New customs system frustrating business owners
Businesses are calling for a reversion of a recent change to the customs payment plan which has seen the imposition of bonding charges on all imports.
CEO of the American Chamber of Industry and Commerce (AMCHAM T&T) Nirad Tewarie said the new system is debilitating to business operations across the board, causing undue delays in the clearance of items.
He made the comment at a joint conference hosted at AMCHAM T&T’s Maraval Road Office, along with representatives of other entities, including the Downtown Owners and Merchants Association, the Trinidad and Tobago Manufacturers’ Association and the Trinidad and Tobago Chamber of Industry and Commerce.
Business owners expressed concern as they said items and shipments which could have been cleared the same day, are now taking up to six days.
Tewarie explained that with the current system, these delays would only worsen.
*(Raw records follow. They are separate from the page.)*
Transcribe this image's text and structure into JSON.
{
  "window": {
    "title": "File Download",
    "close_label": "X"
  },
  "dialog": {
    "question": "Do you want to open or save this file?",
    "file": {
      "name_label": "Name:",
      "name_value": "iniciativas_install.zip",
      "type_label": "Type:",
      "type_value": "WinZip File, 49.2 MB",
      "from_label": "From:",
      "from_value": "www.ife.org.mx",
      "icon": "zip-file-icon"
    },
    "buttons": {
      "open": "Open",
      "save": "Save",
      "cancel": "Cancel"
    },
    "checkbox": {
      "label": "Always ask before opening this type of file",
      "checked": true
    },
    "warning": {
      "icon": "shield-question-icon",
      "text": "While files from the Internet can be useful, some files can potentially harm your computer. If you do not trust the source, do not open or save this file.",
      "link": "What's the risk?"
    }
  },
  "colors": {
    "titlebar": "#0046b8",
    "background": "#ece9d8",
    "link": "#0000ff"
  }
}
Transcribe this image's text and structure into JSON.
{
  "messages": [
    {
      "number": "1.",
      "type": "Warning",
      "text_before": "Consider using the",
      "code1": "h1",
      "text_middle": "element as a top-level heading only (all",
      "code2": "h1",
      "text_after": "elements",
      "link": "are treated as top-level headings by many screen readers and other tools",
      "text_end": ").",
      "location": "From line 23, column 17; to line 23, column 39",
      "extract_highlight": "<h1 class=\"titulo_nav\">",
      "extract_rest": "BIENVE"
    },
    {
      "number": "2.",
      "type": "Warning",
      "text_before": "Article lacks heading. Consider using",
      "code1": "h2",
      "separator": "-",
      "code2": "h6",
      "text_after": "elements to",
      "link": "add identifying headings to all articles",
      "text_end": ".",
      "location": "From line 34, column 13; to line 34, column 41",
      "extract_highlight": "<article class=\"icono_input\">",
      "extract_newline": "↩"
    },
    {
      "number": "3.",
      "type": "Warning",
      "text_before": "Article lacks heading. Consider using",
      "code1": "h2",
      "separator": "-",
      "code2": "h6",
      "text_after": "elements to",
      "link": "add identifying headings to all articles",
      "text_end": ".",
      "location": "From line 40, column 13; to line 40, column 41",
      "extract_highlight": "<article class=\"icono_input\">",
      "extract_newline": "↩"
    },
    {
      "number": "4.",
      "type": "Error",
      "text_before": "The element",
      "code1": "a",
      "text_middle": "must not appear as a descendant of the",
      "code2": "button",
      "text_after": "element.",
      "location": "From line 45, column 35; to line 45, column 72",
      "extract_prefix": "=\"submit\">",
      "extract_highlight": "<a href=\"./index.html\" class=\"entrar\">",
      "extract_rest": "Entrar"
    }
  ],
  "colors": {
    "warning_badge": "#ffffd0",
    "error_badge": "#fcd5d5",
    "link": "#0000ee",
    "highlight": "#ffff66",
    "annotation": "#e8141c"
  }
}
“When they implemented this system… so, it was same day, then it went to three (working) days. With the continuing backlog it’s now about five days, give or take. And, of course, if it continues we expect it can get even worse.”
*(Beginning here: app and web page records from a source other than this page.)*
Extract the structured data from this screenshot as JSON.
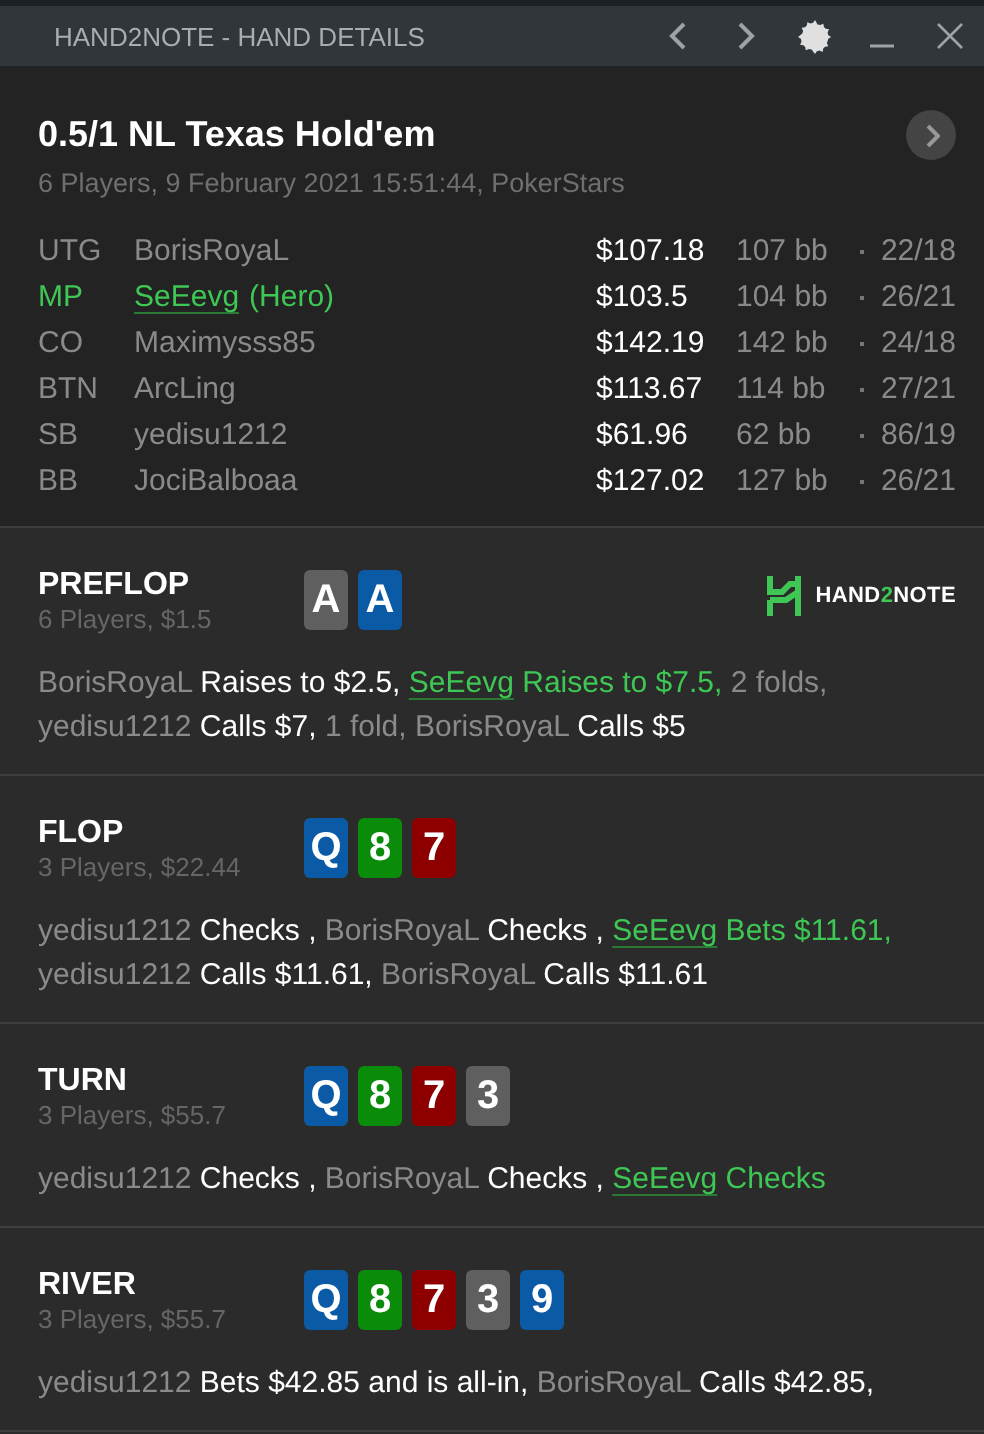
{
  "window": {
    "title": "HAND2NOTE - HAND DETAILS"
  },
  "hand": {
    "title": "0.5/1 NL Texas Hold'em",
    "subtitle": "6 Players, 9 February 2021 15:51:44, PokerStars"
  },
  "players": [
    {
      "position": "UTG",
      "name": "BorisRoyaL",
      "hero": false,
      "stack": "$107.18",
      "bb": "107 bb",
      "stats": "22/18"
    },
    {
      "position": "MP",
      "name": "SeEevg",
      "hero_tag": "(Hero)",
      "hero": true,
      "stack": "$103.5",
      "bb": "104 bb",
      "stats": "26/21"
    },
    {
      "position": "CO",
      "name": "Maximysss85",
      "hero": false,
      "stack": "$142.19",
      "bb": "142 bb",
      "stats": "24/18"
    },
    {
      "position": "BTN",
      "name": "ArcLing",
      "hero": false,
      "stack": "$113.67",
      "bb": "114 bb",
      "stats": "27/21"
    },
    {
      "position": "SB",
      "name": "yedisu1212",
      "hero": false,
      "stack": "$61.96",
      "bb": "62 bb",
      "stats": "86/19"
    },
    {
      "position": "BB",
      "name": "JociBalboaa",
      "hero": false,
      "stack": "$127.02",
      "bb": "127 bb",
      "stats": "26/21"
    }
  ],
  "logo": {
    "prefix": "HAND",
    "mid": "2",
    "suffix": "NOTE"
  },
  "streets": [
    {
      "name": "PREFLOP",
      "info": "6 Players, $1.5",
      "cards": [
        {
          "rank": "A",
          "color": "#5f5f5f"
        },
        {
          "rank": "A",
          "color": "#0b5aa6"
        }
      ],
      "actions": [
        {
          "kind": "player",
          "text": "BorisRoyaL"
        },
        {
          "kind": "action",
          "text": " Raises to $2.5, "
        },
        {
          "kind": "hero",
          "text": "SeEevg"
        },
        {
          "kind": "hero_action",
          "text": " Raises to $7.5, "
        },
        {
          "kind": "note",
          "text": "2 folds, "
        },
        {
          "kind": "player",
          "text": "yedisu1212"
        },
        {
          "kind": "action",
          "text": " Calls $7, "
        },
        {
          "kind": "note",
          "text": "1 fold, "
        },
        {
          "kind": "player",
          "text": "BorisRoyaL"
        },
        {
          "kind": "action",
          "text": " Calls $5"
        }
      ]
    },
    {
      "name": "FLOP",
      "info": "3 Players, $22.44",
      "cards": [
        {
          "rank": "Q",
          "color": "#0b5aa6"
        },
        {
          "rank": "8",
          "color": "#0a8c0a"
        },
        {
          "rank": "7",
          "color": "#8e0000"
        }
      ],
      "actions": [
        {
          "kind": "player",
          "text": "yedisu1212"
        },
        {
          "kind": "action",
          "text": " Checks , "
        },
        {
          "kind": "player",
          "text": "BorisRoyaL"
        },
        {
          "kind": "action",
          "text": " Checks , "
        },
        {
          "kind": "hero",
          "text": "SeEevg"
        },
        {
          "kind": "hero_action",
          "text": " Bets $11.61, "
        },
        {
          "kind": "player",
          "text": "yedisu1212"
        },
        {
          "kind": "action",
          "text": " Calls $11.61, "
        },
        {
          "kind": "player",
          "text": "BorisRoyaL"
        },
        {
          "kind": "action",
          "text": " Calls $11.61"
        }
      ]
    },
    {
      "name": "TURN",
      "info": "3 Players, $55.7",
      "cards": [
        {
          "rank": "Q",
          "color": "#0b5aa6"
        },
        {
          "rank": "8",
          "color": "#0a8c0a"
        },
        {
          "rank": "7",
          "color": "#8e0000"
        },
        {
          "rank": "3",
          "color": "#5f5f5f"
        }
      ],
      "actions": [
        {
          "kind": "player",
          "text": "yedisu1212"
        },
        {
          "kind": "action",
          "text": " Checks , "
        },
        {
          "kind": "player",
          "text": "BorisRoyaL"
        },
        {
          "kind": "action",
          "text": " Checks , "
        },
        {
          "kind": "hero",
          "text": "SeEevg"
        },
        {
          "kind": "hero_action",
          "text": " Checks"
        }
      ]
    },
    {
      "name": "RIVER",
      "info": "3 Players, $55.7",
      "cards": [
        {
          "rank": "Q",
          "color": "#0b5aa6"
        },
        {
          "rank": "8",
          "color": "#0a8c0a"
        },
        {
          "rank": "7",
          "color": "#8e0000"
        },
        {
          "rank": "3",
          "color": "#5f5f5f"
        },
        {
          "rank": "9",
          "color": "#0b5aa6"
        }
      ],
      "actions": [
        {
          "kind": "player",
          "text": "yedisu1212"
        },
        {
          "kind": "action",
          "text": " Bets $42.85 and is all-in, "
        },
        {
          "kind": "player",
          "text": "BorisRoyaL"
        },
        {
          "kind": "action",
          "text": " Calls $42.85,"
        }
      ]
    }
  ]
}
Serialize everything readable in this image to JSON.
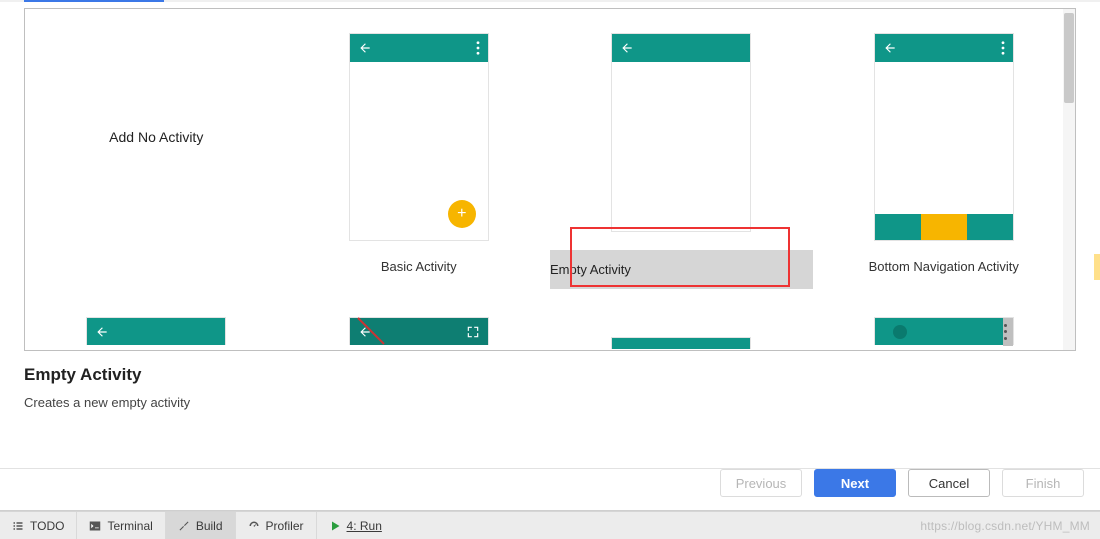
{
  "templates": {
    "row1": [
      {
        "name": "Add No Activity"
      },
      {
        "name": "Basic Activity"
      },
      {
        "name": "Empty Activity",
        "selected": true
      },
      {
        "name": "Bottom Navigation Activity"
      }
    ]
  },
  "selection": {
    "title": "Empty Activity",
    "description": "Creates a new empty activity"
  },
  "buttons": {
    "previous": "Previous",
    "next": "Next",
    "cancel": "Cancel",
    "finish": "Finish"
  },
  "statusbar": {
    "todo": "TODO",
    "terminal": "Terminal",
    "build": "Build",
    "profiler": "Profiler",
    "run": "4: Run"
  },
  "watermark": "https://blog.csdn.net/YHM_MM",
  "colors": {
    "teal": "#0f9688",
    "accent": "#f7b500",
    "primary_btn": "#3b78e7",
    "highlight_red": "#e33"
  }
}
He added that the system is affecting legitimate trade and does not effectively address revenue leakage.
"What we would like to see happen now is an immediate reversion to the old system, and we are willing to work with customs to implement the new system in an efficient manner. That's OptionA.
Option B which to us is more desirable because it is just makes more sense is that we revert to the old system immediately and the government changes the law to allow for the items valued at less than $20,000 to come in as they were previously.”
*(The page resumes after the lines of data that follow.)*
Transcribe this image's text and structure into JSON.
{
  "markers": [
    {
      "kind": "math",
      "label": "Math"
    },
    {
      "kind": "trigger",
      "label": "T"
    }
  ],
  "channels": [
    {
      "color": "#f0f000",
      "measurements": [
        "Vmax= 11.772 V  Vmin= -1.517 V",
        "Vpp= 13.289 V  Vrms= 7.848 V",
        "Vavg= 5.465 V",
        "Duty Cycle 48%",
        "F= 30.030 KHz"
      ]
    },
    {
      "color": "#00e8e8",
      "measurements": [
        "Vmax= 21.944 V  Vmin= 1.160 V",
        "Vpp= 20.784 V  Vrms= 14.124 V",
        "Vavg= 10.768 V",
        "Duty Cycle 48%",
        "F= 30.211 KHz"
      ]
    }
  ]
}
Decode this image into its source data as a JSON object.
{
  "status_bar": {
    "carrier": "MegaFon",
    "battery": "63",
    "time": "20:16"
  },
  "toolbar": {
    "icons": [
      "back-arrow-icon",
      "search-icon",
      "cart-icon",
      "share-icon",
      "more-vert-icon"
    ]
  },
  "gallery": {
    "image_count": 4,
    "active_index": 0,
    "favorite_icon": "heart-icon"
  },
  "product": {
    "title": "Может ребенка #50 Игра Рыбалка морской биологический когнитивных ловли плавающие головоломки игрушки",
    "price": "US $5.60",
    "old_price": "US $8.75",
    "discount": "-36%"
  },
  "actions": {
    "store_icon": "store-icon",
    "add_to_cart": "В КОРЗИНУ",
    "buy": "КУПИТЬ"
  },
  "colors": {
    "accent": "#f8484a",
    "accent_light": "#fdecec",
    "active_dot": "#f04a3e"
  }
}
eZone CEO Paul Pantin estimated up losses to be around $50,000 on account of these delays.
He noted that it’s not just business affected, as the effects of the delays can delay even surgical procedures and the delivery of much-needed pharmaceutical drugs.
“When you have somebody who is going into surgery for a stent and that stent comes in and that stent is US$100 and the man cannot have that surgery on a Thursday and the specialist flies out or they have no other operating time the next week what happens then?"
DOMA President Gregory Aboud said this adversely affects the ease of doing business and creates a situation in which investor confidence is destroyed.
DHL Country Manager Andrea Davis said there was no need to reinvent the wheel but to look at examples from other territories and with consultation with stakeholders, come up with the best system that would work for Trinidad and Tobago.
A meeting is expected to take place between the joint chambers and representatives of logistics companies and the Comptroller of Customs next Tuesday to address these issues.